● **Task inputs**
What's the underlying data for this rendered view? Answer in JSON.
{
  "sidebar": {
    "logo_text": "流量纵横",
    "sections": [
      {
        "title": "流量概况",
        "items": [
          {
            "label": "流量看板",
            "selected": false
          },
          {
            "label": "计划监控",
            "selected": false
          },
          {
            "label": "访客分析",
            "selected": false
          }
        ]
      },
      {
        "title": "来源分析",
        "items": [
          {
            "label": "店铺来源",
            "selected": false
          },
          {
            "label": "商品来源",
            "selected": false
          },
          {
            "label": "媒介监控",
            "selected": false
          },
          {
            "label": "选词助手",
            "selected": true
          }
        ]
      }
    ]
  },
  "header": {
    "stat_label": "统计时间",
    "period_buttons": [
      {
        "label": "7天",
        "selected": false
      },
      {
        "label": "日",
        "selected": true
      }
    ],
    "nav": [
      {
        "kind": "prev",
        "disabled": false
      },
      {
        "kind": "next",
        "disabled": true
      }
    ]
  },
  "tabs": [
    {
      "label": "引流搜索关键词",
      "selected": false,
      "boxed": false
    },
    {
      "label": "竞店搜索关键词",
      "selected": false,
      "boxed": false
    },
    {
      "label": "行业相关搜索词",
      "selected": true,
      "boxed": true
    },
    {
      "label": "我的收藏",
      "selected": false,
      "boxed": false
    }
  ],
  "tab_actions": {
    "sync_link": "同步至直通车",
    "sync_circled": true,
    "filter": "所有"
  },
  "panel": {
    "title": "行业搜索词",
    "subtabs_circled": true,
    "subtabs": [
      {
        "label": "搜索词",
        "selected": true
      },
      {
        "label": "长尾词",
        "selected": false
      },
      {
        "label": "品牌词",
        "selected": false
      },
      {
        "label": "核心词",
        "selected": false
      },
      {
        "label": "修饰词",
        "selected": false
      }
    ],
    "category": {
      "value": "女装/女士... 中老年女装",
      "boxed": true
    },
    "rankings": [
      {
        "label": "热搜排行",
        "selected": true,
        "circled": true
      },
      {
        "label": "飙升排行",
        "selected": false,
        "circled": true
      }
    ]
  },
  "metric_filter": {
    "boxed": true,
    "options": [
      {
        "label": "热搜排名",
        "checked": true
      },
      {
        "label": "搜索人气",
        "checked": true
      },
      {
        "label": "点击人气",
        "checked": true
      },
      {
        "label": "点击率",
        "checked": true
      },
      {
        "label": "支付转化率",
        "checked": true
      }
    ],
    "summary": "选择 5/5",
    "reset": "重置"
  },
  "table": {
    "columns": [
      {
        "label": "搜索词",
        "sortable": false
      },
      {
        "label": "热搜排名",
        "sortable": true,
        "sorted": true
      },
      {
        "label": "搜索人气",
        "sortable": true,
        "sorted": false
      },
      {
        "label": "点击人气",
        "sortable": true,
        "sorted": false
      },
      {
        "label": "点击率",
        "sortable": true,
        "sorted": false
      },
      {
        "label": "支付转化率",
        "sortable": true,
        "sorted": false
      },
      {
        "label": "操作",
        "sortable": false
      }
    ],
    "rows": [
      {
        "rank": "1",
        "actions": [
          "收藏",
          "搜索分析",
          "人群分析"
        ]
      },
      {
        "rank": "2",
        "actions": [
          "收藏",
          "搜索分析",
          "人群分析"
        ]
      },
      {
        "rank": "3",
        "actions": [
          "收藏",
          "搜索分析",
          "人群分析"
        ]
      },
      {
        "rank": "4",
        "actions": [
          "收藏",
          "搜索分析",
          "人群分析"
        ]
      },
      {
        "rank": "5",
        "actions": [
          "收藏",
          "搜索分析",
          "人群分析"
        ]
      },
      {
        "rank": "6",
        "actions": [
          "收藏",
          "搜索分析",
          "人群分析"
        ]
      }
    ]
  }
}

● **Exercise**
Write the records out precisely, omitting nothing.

● **Solved exercise**
What's the underlying data for this rendered view? Answer in JSON.
{
  "sidebar": {
    "logo_text": "流量纵横",
    "sections": [
      {
        "title": "流量概况",
        "items": [
          {
            "label": "流量看板",
            "selected": false
          },
          {
            "label": "计划监控",
            "selected": false
          },
          {
            "label": "访客分析",
            "selected": false
          }
        ]
      },
      {
        "title": "来源分析",
        "items": [
          {
            "label": "店铺来源",
            "selected": false
          },
          {
            "label": "商品来源",
            "selected": false
          },
          {
            "label": "媒介监控",
            "selected": false
          },
          {
            "label": "选词助手",
            "selected": true
          }
        ]
      }
    ]
  },
  "header": {
    "stat_label": "统计时间",
    "period_buttons": [
      {
        "label": "7天",
        "selected": false
      },
      {
        "label": "日",
        "selected": true
      }
    ],
    "nav": [
      {
        "kind": "prev",
        "disabled": false
      },
      {
        "kind": "next",
        "disabled": true
      }
    ]
  },
  "tabs": [
    {
      "label": "引流搜索关键词",
      "selected": false,
      "boxed": false
    },
    {
      "label": "竞店搜索关键词",
      "selected": false,
      "boxed": false
    },
    {
      "label": "行业相关搜索词",
      "selected": true,
      "boxed": true
    },
    {
      "label": "我的收藏",
      "selected": false,
      "boxed": false
    }
  ],
  "tab_actions": {
    "sync_link": "同步至直通车",
    "sync_circled": true,
    "filter": "所有"
  },
  "panel": {
    "title": "行业搜索词",
    "subtabs_circled": true,
    "subtabs": [
      {
        "label": "搜索词",
        "selected": true
      },
      {
        "label": "长尾词",
        "selected": false
      },
      {
        "label": "品牌词",
        "selected": false
      },
      {
        "label": "核心词",
        "selected": false
      },
      {
        "label": "修饰词",
        "selected": false
      }
    ],
    "category": {
      "value": "女装/女士... 中老年女装",
      "boxed": true
    },
    "rankings": [
      {
        "label": "热搜排行",
        "selected": true,
        "circled": true
      },
      {
        "label": "飙升排行",
        "selected": false,
        "circled": true
      }
    ]
  },
  "metric_filter": {
    "boxed": true,
    "options": [
      {
        "label": "热搜排名",
        "checked": true
      },
      {
        "label": "搜索人气",
        "checked": true
      },
      {
        "label": "点击人气",
        "checked": true
      },
      {
        "label": "点击率",
        "checked": true
      },
      {
        "label": "支付转化率",
        "checked": true
      }
    ],
    "summary": "选择 5/5",
    "reset": "重置"
  },
  "table": {
    "columns": [
      {
        "label": "搜索词",
        "sortable": false
      },
      {
        "label": "热搜排名",
        "sortable": true,
        "sorted": true
      },
      {
        "label": "搜索人气",
        "sortable": true,
        "sorted": false
      },
      {
        "label": "点击人气",
        "sortable": true,
        "sorted": false
      },
      {
        "label": "点击率",
        "sortable": true,
        "sorted": false
      },
      {
        "label": "支付转化率",
        "sortable": true,
        "sorted": false
      },
      {
        "label": "操作",
        "sortable": false
      }
    ],
    "rows": [
      {
        "rank": "1",
        "actions": [
          "收藏",
          "搜索分析",
          "人群分析"
        ]
      },
      {
        "rank": "2",
        "actions": [
          "收藏",
          "搜索分析",
          "人群分析"
        ]
      },
      {
        "rank": "3",
        "actions": [
          "收藏",
          "搜索分析",
          "人群分析"
        ]
      },
      {
        "rank": "4",
        "actions": [
          "收藏",
          "搜索分析",
          "人群分析"
        ]
      },
      {
        "rank": "5",
        "actions": [
          "收藏",
          "搜索分析",
          "人群分析"
        ]
      },
      {
        "rank": "6",
        "actions": [
          "收藏",
          "搜索分析",
          "人群分析"
        ]
      }
    ]
  }
}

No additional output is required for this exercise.